One of the good things about a political campaign is the chance to watch the candidates as they try to straddle gaping contradictions they have created.
Take Bob Kerrey - Nebraska senator, Vietnam war hero. He rose on the Senate floor Thursday to deliver an impassioned defense of fellow Democrat Bill Clinton, who is getting roughed up by the Republicans over his draft record.Back off, Kerrey warned. It is wrong to exploit the divisive wounds of Vietnam for selfish political gain.
"Mr. President, I urge you to call off the dogs," said Kerrey. "Consider all you risk losing. Consider that you jeopardize the healing you have sought if now - in the hunt for an issue that cuts - you attempt to make Bill Clinton's choices less honorable than yours."
It was quite a speech - except it bore almost no relationship to the things Ker-rey was saying six months ago - when Kerrey was running against Clinton.
"If he wanted to go in the military, he could have gone in the military, plain and simple," Kerrey said. "And all this stuff, `Oh, no, I was, you know, I was doing this, that and the other thing, I tried to do it,' that's baloney."
The Democrats, Kerrey said, would "risk disaster" by picking Clinton to run against Bush, a World War II pilot who was shot down by the Japanese. Against the Republicans, Clinton "is going to get opened up like a soft peanut."
Back then, it was Clinton who appealed to Kerrey's better nature: "I don't think it's a good thing to try to divide the party or the country over the Vietnam War."
So on Friday, on NBC's Today show, host Katie Couric asked Kerrey to explain his change of heart.
With a remarkably straight face, the Nebraska senator observed that when it came to Vietnam, Clinton's "choice was different than mine, but it by no means disqualifies him. In fact, I think it in many ways would deepen his capacity to be a terrific president."
It's that kind of clear thinking and stirring oratory that brought Kerrey where he is today - making speeches on behalf of the Democratic nominee, rather than running for president himself.
Of course, Kerrey isn't the first politician to get caught in a gaping contradiction, and the risk is not confined to Democrats. Patrick Buchanan's opinion of Bush depends very much on whether Buchanan is running against him.
After the gulf war, the conservative commentator gushed with praise: "Not since FDR has an American president seemed so dominant a presence. Mr. Bush doth bestride our narrow world like a colossus."
Just a few months later, in the Republican primary, the "colossus" had become a coward, in Buchanan's view: "He will not fight. He will not fight for the things we believe in."
By the GOP convention last month, Buchanan's opinion of Bush had recovered dramatically. The president, once again, was an "American patriot and war hero."

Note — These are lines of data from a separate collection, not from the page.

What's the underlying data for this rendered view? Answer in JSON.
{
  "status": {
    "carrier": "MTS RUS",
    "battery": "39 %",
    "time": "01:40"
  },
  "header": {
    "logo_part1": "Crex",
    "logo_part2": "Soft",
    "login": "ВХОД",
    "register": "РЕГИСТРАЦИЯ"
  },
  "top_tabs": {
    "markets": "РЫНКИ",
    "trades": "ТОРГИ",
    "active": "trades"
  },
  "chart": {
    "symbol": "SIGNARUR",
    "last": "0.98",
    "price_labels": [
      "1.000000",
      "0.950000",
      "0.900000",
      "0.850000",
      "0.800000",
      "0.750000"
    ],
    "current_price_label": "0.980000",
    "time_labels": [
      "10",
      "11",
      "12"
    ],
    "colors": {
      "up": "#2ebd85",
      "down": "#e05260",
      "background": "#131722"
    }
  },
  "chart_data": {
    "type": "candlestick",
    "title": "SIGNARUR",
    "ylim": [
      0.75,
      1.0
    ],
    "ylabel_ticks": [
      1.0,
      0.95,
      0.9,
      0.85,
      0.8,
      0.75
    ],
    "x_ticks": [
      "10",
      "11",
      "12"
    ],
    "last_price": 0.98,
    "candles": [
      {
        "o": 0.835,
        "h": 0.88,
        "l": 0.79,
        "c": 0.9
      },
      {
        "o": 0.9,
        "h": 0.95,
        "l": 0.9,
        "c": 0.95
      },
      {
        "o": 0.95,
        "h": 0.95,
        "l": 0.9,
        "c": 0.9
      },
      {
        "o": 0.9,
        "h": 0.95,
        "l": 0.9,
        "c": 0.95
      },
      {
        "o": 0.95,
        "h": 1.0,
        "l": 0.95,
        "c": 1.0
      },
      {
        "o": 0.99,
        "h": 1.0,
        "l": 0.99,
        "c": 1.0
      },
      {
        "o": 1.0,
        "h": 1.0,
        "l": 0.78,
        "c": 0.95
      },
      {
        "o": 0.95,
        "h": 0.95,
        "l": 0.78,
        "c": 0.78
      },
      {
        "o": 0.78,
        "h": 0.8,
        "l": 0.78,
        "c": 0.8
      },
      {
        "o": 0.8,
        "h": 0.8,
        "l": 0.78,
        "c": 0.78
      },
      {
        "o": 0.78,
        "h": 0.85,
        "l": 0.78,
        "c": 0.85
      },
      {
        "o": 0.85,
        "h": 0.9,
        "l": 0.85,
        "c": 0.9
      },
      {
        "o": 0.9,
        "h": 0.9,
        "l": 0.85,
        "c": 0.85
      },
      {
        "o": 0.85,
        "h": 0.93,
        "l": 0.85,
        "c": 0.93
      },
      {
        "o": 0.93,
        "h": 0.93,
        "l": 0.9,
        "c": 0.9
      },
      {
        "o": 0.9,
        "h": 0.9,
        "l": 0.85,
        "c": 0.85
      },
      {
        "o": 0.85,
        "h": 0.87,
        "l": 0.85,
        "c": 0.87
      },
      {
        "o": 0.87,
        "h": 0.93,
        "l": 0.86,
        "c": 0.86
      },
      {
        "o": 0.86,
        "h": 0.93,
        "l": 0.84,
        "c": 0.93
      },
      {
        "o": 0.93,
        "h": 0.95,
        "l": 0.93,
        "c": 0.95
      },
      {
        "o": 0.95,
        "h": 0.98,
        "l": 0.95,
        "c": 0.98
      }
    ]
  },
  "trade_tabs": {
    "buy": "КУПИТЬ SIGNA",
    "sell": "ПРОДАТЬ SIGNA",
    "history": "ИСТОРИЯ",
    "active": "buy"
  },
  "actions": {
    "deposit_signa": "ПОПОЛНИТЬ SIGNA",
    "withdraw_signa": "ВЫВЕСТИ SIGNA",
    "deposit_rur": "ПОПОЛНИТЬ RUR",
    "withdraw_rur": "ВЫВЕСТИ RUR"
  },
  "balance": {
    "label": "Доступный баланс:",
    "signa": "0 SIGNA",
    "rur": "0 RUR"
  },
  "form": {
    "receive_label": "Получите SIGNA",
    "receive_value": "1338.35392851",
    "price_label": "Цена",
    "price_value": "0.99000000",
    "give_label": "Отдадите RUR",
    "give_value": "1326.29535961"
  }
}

The contradictions are enough to make a person disgusted with politics. But it's more fun to watch the flip-flops as spectator sport, especially when a politician tries some complicated intellectual gymnastics - and lands flat on his face.